TASK DATA:
__________________________________________________

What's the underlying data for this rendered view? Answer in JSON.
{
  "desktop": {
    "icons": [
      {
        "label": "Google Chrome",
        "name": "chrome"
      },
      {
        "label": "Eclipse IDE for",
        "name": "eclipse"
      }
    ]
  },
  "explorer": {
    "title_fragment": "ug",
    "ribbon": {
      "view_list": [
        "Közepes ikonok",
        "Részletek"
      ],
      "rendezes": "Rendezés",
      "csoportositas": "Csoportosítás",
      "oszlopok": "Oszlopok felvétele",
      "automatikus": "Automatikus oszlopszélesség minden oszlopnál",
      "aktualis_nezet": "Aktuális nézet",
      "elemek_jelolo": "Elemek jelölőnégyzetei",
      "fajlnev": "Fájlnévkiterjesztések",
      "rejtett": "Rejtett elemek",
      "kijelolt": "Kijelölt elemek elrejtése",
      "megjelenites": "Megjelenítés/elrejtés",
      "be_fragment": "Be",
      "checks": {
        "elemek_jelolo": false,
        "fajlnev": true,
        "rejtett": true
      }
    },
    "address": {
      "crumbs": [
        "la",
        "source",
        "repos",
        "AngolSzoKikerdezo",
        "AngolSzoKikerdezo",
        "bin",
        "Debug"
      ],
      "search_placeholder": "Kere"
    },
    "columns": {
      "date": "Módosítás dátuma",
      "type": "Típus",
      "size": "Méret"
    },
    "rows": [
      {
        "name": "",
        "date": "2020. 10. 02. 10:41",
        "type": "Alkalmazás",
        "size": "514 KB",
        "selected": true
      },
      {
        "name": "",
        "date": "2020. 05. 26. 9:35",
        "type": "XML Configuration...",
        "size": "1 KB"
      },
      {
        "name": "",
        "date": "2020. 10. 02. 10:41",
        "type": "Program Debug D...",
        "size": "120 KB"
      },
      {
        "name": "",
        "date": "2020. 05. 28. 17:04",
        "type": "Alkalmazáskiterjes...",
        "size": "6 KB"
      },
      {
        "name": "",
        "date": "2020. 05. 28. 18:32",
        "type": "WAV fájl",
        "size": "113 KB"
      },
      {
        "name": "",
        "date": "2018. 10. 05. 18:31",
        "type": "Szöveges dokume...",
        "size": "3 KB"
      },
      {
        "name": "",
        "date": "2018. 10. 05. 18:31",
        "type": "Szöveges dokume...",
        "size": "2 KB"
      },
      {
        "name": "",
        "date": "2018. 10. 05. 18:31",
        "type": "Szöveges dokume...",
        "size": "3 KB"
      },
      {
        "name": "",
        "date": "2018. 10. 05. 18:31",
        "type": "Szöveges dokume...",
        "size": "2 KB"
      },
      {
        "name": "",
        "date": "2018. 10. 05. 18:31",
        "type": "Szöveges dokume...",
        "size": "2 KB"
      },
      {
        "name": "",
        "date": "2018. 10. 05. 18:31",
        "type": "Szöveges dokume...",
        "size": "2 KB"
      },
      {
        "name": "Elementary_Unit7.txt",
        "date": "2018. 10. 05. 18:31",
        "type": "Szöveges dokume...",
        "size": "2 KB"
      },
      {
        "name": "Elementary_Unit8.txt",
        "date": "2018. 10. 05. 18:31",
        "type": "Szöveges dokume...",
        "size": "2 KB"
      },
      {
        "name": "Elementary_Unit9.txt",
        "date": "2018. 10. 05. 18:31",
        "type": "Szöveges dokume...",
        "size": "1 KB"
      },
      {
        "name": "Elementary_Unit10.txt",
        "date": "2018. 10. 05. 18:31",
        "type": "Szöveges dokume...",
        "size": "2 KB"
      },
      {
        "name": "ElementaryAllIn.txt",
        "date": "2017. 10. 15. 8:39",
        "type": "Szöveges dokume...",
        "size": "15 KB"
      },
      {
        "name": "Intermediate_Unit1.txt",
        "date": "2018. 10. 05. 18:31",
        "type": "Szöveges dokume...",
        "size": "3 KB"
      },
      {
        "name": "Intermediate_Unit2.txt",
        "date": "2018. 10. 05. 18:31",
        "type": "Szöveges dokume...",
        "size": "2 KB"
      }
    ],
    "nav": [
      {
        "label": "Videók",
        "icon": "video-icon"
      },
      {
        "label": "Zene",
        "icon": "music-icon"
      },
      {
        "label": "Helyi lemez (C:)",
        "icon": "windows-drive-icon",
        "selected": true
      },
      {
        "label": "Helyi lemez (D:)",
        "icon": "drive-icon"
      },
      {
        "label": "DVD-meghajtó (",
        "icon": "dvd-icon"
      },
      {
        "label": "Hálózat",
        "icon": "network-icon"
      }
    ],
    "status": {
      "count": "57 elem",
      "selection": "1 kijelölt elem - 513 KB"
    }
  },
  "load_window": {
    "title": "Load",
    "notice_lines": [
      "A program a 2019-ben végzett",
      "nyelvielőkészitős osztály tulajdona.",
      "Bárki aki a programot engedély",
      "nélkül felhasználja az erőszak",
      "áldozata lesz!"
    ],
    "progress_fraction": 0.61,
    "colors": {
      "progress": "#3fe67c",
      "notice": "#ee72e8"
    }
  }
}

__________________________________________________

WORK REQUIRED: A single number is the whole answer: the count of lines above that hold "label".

FINAL ANSWER: 8